- Task instructions: Return the data exactly, with all pictures removed.

::: Data in this exercise

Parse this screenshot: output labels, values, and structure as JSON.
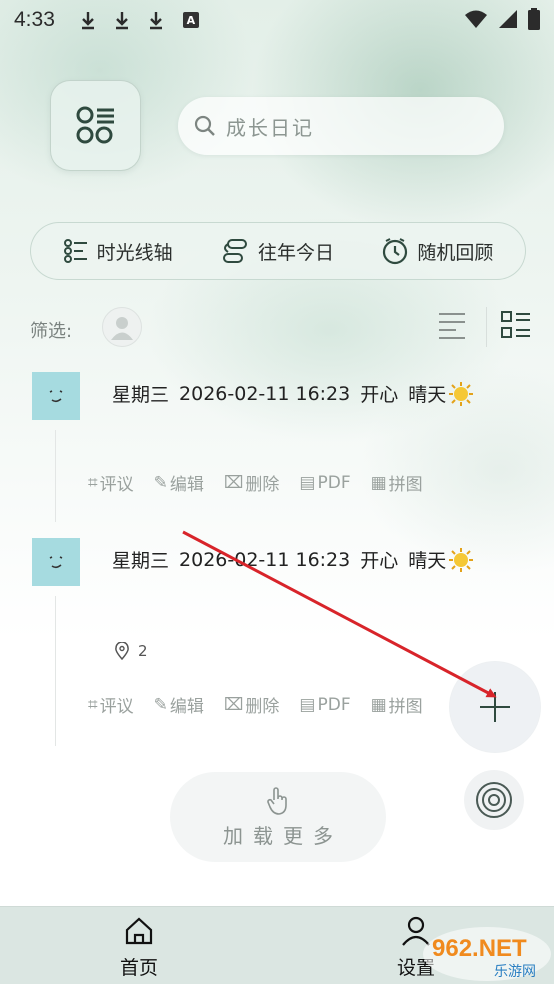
{
  "status_bar": {
    "time": "4:33",
    "download_icons": [
      "download-icon",
      "download-icon",
      "download-icon"
    ],
    "a_badge": "A",
    "right_icons": [
      "wifi-icon",
      "signal-icon",
      "battery-icon"
    ]
  },
  "header": {
    "menu_icon": "menu-grid-icon",
    "search_placeholder": "成长日记"
  },
  "features": [
    {
      "label": "时光线轴",
      "icon": "timeline-icon"
    },
    {
      "label": "往年今日",
      "icon": "history-icon"
    },
    {
      "label": "随机回顾",
      "icon": "clock-icon"
    }
  ],
  "filter": {
    "label": "筛选:",
    "view_modes": [
      "list-view-icon",
      "grid-view-icon"
    ]
  },
  "entries": [
    {
      "weekday": "星期三",
      "datetime": "2026-02-11 16:23",
      "mood": "开心",
      "weather": "晴天",
      "weather_icon": "sun-icon",
      "location_count": null,
      "actions": [
        "评议",
        "编辑",
        "删除",
        "PDF",
        "拼图"
      ]
    },
    {
      "weekday": "星期三",
      "datetime": "2026-02-11 16:23",
      "mood": "开心",
      "weather": "晴天",
      "weather_icon": "sun-icon",
      "location_count": "2",
      "actions": [
        "评议",
        "编辑",
        "删除",
        "PDF",
        "拼图"
      ]
    }
  ],
  "load_more": "加载更多",
  "fab": {
    "add_icon": "plus-icon",
    "scan_icon": "target-icon"
  },
  "bottom_nav": [
    {
      "label": "首页",
      "icon": "home-icon"
    },
    {
      "label": "设置",
      "icon": "user-icon"
    }
  ],
  "watermark": {
    "text": "962.NET",
    "sub": "乐游网"
  },
  "colors": {
    "accent_green": "#2f4a3f",
    "arrow_red": "#d8242a",
    "avatar_bg": "#a6dbe0",
    "nav_bg": "#dbe6e2"
  }
}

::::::

- Written solution:
Parse this screenshot: output labels, values, and structure as JSON.
{
  "status_bar": {
    "time": "4:33",
    "download_icons": [
      "download-icon",
      "download-icon",
      "download-icon"
    ],
    "a_badge": "A",
    "right_icons": [
      "wifi-icon",
      "signal-icon",
      "battery-icon"
    ]
  },
  "header": {
    "menu_icon": "menu-grid-icon",
    "search_placeholder": "成长日记"
  },
  "features": [
    {
      "label": "时光线轴",
      "icon": "timeline-icon"
    },
    {
      "label": "往年今日",
      "icon": "history-icon"
    },
    {
      "label": "随机回顾",
      "icon": "clock-icon"
    }
  ],
  "filter": {
    "label": "筛选:",
    "view_modes": [
      "list-view-icon",
      "grid-view-icon"
    ]
  },
  "entries": [
    {
      "weekday": "星期三",
      "datetime": "2026-02-11 16:23",
      "mood": "开心",
      "weather": "晴天",
      "weather_icon": "sun-icon",
      "location_count": null,
      "actions": [
        "评议",
        "编辑",
        "删除",
        "PDF",
        "拼图"
      ]
    },
    {
      "weekday": "星期三",
      "datetime": "2026-02-11 16:23",
      "mood": "开心",
      "weather": "晴天",
      "weather_icon": "sun-icon",
      "location_count": "2",
      "actions": [
        "评议",
        "编辑",
        "删除",
        "PDF",
        "拼图"
      ]
    }
  ],
  "load_more": "加载更多",
  "fab": {
    "add_icon": "plus-icon",
    "scan_icon": "target-icon"
  },
  "bottom_nav": [
    {
      "label": "首页",
      "icon": "home-icon"
    },
    {
      "label": "设置",
      "icon": "user-icon"
    }
  ],
  "watermark": {
    "text": "962.NET",
    "sub": "乐游网"
  },
  "colors": {
    "accent_green": "#2f4a3f",
    "arrow_red": "#d8242a",
    "avatar_bg": "#a6dbe0",
    "nav_bg": "#dbe6e2"
  }
}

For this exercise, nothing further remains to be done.